For the first time in more than two years, since before we started aggressive fertility treatments, I actually believed what my colleague said. I know that no matter what happens in June and July and beyond, we’ll be ok. I feel silly that it took two things as simple as guided meditation and an email from a colleague, but ever since those few days there has been a clarity to my thought and a balance to my emotion surrounding IVF and infertility. It’s like I let go of something enormous, something that has been plaguing my life. Don’t get me wrong, things are not all peachy in the land of baby … I am not pregnant and we have an IVF cycle looming in the distance. But I feel like I can see the other side regardless.

If I become a mother, I am ready. If I do not, I will be ok.

Here’s a poem that was also a part of the process for me. So fitting as I’m an English teacher.

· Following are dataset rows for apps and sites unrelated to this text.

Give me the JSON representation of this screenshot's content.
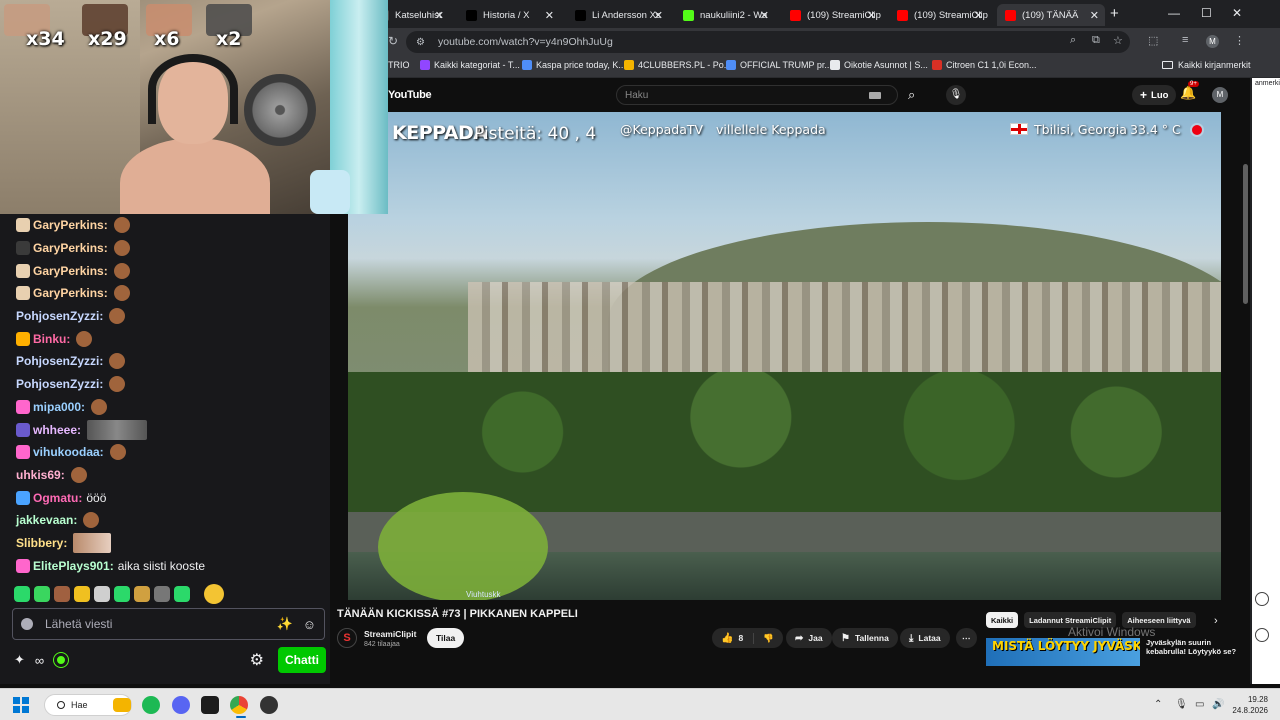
{
  "webcam": {
    "multipliers": [
      "x34",
      "x29",
      "x6",
      "x2"
    ]
  },
  "chat": {
    "messages": [
      {
        "user": "GaryPerkins:",
        "text": "",
        "user_color": "#ffd4a3"
      },
      {
        "user": "GaryPerkins:",
        "text": "",
        "user_color": "#ffd4a3"
      },
      {
        "user": "GaryPerkins:",
        "text": "",
        "user_color": "#ffd4a3"
      },
      {
        "user": "GaryPerkins:",
        "text": "",
        "user_color": "#ffd4a3"
      },
      {
        "user": "PohjosenZyzzi:",
        "text": "",
        "user_color": "#c7d8ff"
      },
      {
        "user": "Binku:",
        "text": "",
        "user_color": "#ff6aa5"
      },
      {
        "user": "PohjosenZyzzi:",
        "text": "",
        "user_color": "#c7d8ff"
      },
      {
        "user": "PohjosenZyzzi:",
        "text": "",
        "user_color": "#c7d8ff"
      },
      {
        "user": "mipa000:",
        "text": "",
        "user_color": "#9ad0ff"
      },
      {
        "user": "whheee:",
        "text": "",
        "user_color": "#e6b8ff"
      },
      {
        "user": "vihukoodaa:",
        "text": "",
        "user_color": "#9ad0ff"
      },
      {
        "user": "uhkis69:",
        "text": "",
        "user_color": "#ffb0d0"
      },
      {
        "user": "Ogmatu:",
        "text": "ööö",
        "user_color": "#ff6ab5"
      },
      {
        "user": "jakkevaan:",
        "text": "",
        "user_color": "#b8ffd0"
      },
      {
        "user": "Slibbery:",
        "text": "",
        "user_color": "#ffe08a"
      },
      {
        "user": "ElitePlays901:",
        "text": "aika siisti kooste",
        "user_color": "#b8ffd0"
      }
    ],
    "input_placeholder": "Lähetä viesti",
    "send_label": "Chatti"
  },
  "browser": {
    "tabs": [
      {
        "title": "Katseluhist",
        "icon_color": "#4a4a4a"
      },
      {
        "title": "Historia / X",
        "icon_color": "#000000"
      },
      {
        "title": "Li Andersson Xs",
        "icon_color": "#000000"
      },
      {
        "title": "naukuliini2 - Wa",
        "icon_color": "#53fc18"
      },
      {
        "title": "(109) StreamiClip",
        "icon_color": "#ff0000"
      },
      {
        "title": "(109) StreamiClip",
        "icon_color": "#ff0000"
      },
      {
        "title": "(109) TÄNÄÄ",
        "icon_color": "#ff0000"
      }
    ],
    "url": "youtube.com/watch?v=y4n9OhhJuUg",
    "bookmarks": [
      {
        "label": "TRIO",
        "icon_color": "#777777"
      },
      {
        "label": "Kaikki kategoriat - T...",
        "icon_color": "#9146ff"
      },
      {
        "label": "Kaspa price today, K...",
        "icon_color": "#4f8ef7"
      },
      {
        "label": "4CLUBBERS.PL - Po...",
        "icon_color": "#f4b400"
      },
      {
        "label": "OFFICIAL TRUMP pr...",
        "icon_color": "#4f8ef7"
      },
      {
        "label": "Oikotie Asunnot | S...",
        "icon_color": "#e8eaed"
      },
      {
        "label": "Citroen C1 1,0i Econ...",
        "icon_color": "#d93025"
      }
    ],
    "bookmarks_folder": "Kaikki kirjanmerkit",
    "side_text": "anmerkit"
  },
  "youtube": {
    "logo": "YouTube",
    "search_placeholder": "Haku",
    "create_label": "Luo",
    "notif_count": "9+",
    "avatar_letter": "M",
    "overlay": {
      "logo": "KEPPADA",
      "score": "Pisteitä: 40 , 4",
      "handle": "@KeppadaTV",
      "via": "villellele  Keppada",
      "location": "Tbilisi, Georgia",
      "temperature": "33.4 ° C",
      "watermark": "Viuhtuskk"
    },
    "video_title": "TÄNÄÄN KICKISSÄ #73 | PIKKANEN KAPPELI",
    "channel": {
      "name": "StreamiClipit",
      "subscribers": "842 tilaajaa",
      "avatar_letter": "S"
    },
    "subscribe_label": "Tilaa",
    "actions": {
      "likes": "8",
      "share": "Jaa",
      "save": "Tallenna",
      "download": "Lataa"
    },
    "chips": [
      "Kaikki",
      "Ladannut StreamiClipit",
      "Aiheeseen liittyvä"
    ],
    "recommended": {
      "thumb_text": "MISTÄ LÖYTYY JYVÄSKYLÄN",
      "title": "Jyväskylän suurin kebabrulla! Löytyykö se?"
    },
    "activate_windows": "Aktivoi Windows"
  },
  "taskbar": {
    "search_label": "Hae",
    "time": "19.28",
    "date": "24.8.2026"
  }
}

So fitting as I’ve taught this poet so many times but had never read this one until last week.

I Worried
by Mary Oliver
I worried a lot.  Will the garden grow, will the rivers
flow in the right direction, will the earth turn
as it was taught, and if not how shall
I correct it?
Was I right, was I wrong, will I be forgiven,
can I do better?
Will I ever be able to sing, even the sparrows
can do it and I am, well,
hopeless.
Is my eyesight fading or am I just imagining it,
am I going to get rheumatism,
lockjaw, dementia?
Finally I saw that worrying had come to nothing.
And gave it up.  And took my old body
and went out into the morning,
and sang.
Here’s to giving up the worry. Here’s to singing each and every day!
dfb